──────── DATASET EXCERPTS
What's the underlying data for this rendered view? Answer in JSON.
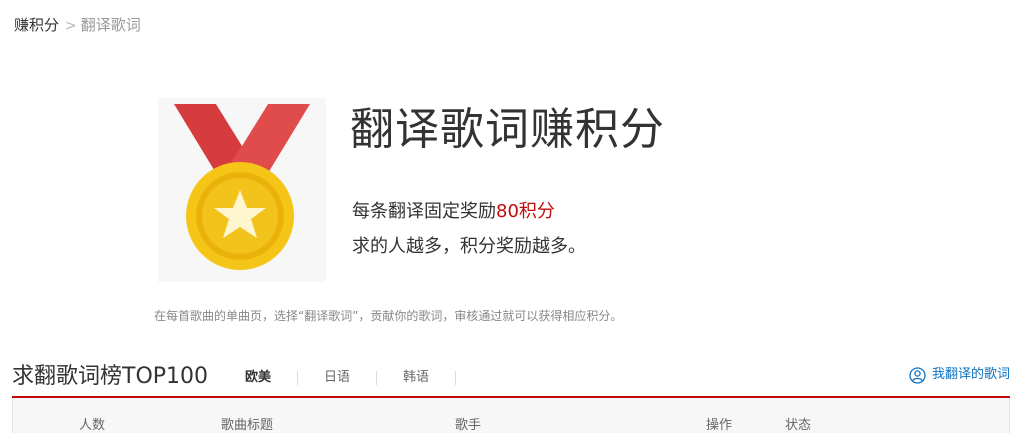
{
  "breadcrumb": {
    "parent": "赚积分",
    "separator": ">",
    "current": "翻译歌词"
  },
  "hero": {
    "title": "翻译歌词赚积分",
    "line1_prefix": "每条翻译固定奖励",
    "line1_points": "80积分",
    "line2": "求的人越多，积分奖励越多。",
    "medal_icon": "gold-star-medal-icon"
  },
  "note": "在每首歌曲的单曲页，选择“翻译歌词”，贡献你的歌词，审核通过就可以获得相应积分。",
  "ranking": {
    "title": "求翻歌词榜TOP100",
    "tabs": [
      {
        "label": "欧美",
        "active": true
      },
      {
        "label": "日语",
        "active": false
      },
      {
        "label": "韩语",
        "active": false
      }
    ],
    "my_translations_link": "我翻译的歌词"
  },
  "table": {
    "columns": [
      "人数",
      "歌曲标题",
      "歌手",
      "操作",
      "状态"
    ]
  },
  "colors": {
    "accent_red": "#c20c0c",
    "link_blue": "#0c73c2",
    "ribbon_red": "#d9383a",
    "medal_gold": "#f2c31a"
  }
}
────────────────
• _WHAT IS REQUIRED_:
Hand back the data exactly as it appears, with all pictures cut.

• _EXERCISE RESULT_:
What's the underlying data for this rendered view? Answer in JSON.
{
  "breadcrumb": {
    "parent": "赚积分",
    "separator": ">",
    "current": "翻译歌词"
  },
  "hero": {
    "title": "翻译歌词赚积分",
    "line1_prefix": "每条翻译固定奖励",
    "line1_points": "80积分",
    "line2": "求的人越多，积分奖励越多。",
    "medal_icon": "gold-star-medal-icon"
  },
  "note": "在每首歌曲的单曲页，选择“翻译歌词”，贡献你的歌词，审核通过就可以获得相应积分。",
  "ranking": {
    "title": "求翻歌词榜TOP100",
    "tabs": [
      {
        "label": "欧美",
        "active": true
      },
      {
        "label": "日语",
        "active": false
      },
      {
        "label": "韩语",
        "active": false
      }
    ],
    "my_translations_link": "我翻译的歌词"
  },
  "table": {
    "columns": [
      "人数",
      "歌曲标题",
      "歌手",
      "操作",
      "状态"
    ]
  },
  "colors": {
    "accent_red": "#c20c0c",
    "link_blue": "#0c73c2",
    "ribbon_red": "#d9383a",
    "medal_gold": "#f2c31a"
  }
}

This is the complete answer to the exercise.